- _PROMPT_
The lines you return should be those containing the string "Shivam", taken from the data below.

(Website and app data records)
::::::
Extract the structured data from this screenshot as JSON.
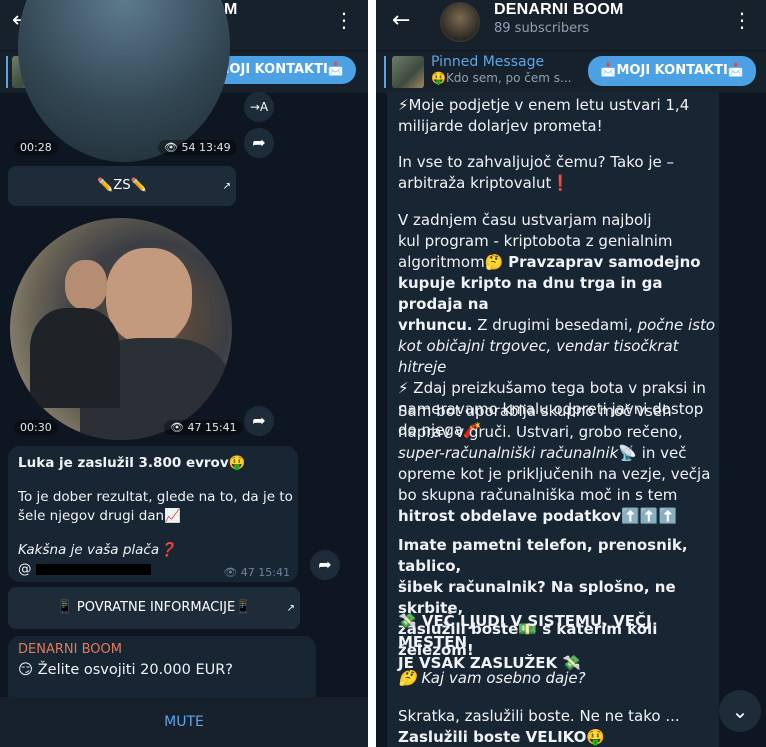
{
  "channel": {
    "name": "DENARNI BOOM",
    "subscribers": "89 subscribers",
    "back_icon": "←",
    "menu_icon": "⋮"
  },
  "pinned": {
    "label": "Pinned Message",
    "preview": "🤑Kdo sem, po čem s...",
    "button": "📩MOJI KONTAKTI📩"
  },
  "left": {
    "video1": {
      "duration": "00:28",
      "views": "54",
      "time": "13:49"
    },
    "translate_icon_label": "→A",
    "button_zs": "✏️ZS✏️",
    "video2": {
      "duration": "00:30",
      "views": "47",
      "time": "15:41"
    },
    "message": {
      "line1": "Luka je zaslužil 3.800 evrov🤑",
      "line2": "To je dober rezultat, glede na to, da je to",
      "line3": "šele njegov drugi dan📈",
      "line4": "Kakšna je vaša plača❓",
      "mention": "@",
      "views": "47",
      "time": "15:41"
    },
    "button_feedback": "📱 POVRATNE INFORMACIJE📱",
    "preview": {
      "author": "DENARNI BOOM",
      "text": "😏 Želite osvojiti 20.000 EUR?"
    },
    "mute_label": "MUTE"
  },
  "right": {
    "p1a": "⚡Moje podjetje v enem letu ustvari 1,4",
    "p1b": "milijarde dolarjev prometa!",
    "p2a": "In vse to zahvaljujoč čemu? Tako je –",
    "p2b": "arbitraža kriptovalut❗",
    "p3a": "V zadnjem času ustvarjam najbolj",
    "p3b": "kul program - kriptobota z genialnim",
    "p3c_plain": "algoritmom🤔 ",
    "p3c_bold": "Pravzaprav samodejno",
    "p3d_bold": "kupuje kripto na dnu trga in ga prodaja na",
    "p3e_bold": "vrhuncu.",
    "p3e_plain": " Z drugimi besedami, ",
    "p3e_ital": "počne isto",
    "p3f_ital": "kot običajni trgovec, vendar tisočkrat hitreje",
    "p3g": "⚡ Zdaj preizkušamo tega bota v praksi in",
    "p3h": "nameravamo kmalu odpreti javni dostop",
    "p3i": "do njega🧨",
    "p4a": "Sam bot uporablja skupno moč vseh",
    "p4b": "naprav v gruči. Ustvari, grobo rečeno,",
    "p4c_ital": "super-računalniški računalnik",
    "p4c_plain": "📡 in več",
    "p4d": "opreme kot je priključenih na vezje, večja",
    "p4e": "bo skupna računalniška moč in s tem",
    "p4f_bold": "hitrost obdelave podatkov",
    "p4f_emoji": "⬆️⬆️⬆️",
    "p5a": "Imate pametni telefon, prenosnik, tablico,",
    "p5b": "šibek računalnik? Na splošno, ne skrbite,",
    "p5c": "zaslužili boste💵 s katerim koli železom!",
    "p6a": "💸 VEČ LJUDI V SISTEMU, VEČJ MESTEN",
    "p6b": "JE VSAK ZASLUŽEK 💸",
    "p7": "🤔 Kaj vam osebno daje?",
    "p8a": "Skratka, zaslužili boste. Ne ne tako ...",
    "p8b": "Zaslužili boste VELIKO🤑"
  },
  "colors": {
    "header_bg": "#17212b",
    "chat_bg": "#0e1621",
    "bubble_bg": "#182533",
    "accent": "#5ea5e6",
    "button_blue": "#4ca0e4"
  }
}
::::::
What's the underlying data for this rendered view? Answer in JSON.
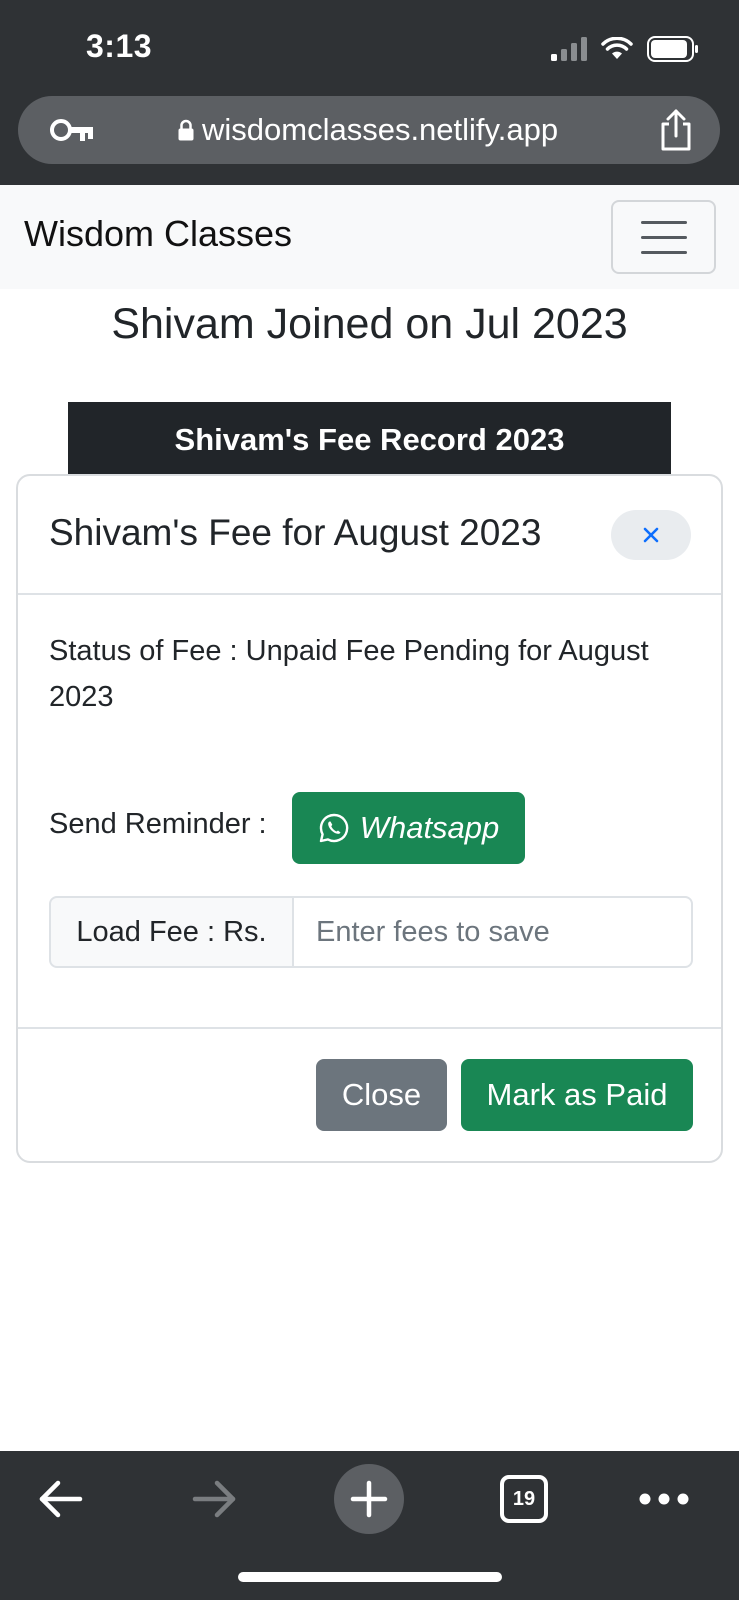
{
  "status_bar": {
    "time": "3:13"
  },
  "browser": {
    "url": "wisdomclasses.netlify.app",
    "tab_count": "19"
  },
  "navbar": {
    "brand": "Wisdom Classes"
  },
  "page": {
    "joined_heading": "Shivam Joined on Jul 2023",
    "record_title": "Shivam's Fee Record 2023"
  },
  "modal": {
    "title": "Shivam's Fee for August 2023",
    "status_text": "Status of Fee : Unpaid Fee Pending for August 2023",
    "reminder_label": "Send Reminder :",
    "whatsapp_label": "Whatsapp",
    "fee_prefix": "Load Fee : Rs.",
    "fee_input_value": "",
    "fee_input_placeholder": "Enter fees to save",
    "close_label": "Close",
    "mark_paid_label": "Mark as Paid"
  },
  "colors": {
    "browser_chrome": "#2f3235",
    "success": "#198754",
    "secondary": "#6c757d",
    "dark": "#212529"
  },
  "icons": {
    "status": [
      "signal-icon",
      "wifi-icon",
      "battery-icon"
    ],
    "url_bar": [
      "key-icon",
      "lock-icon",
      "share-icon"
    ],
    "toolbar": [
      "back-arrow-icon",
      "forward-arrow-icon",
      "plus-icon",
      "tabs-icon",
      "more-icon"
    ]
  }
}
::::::
- _EXERCISE RESPONSE_
    "joined_heading": "Shivam Joined on Jul 2023",
    "record_title": "Shivam's Fee Record 2023"
    "title": "Shivam's Fee for August 2023",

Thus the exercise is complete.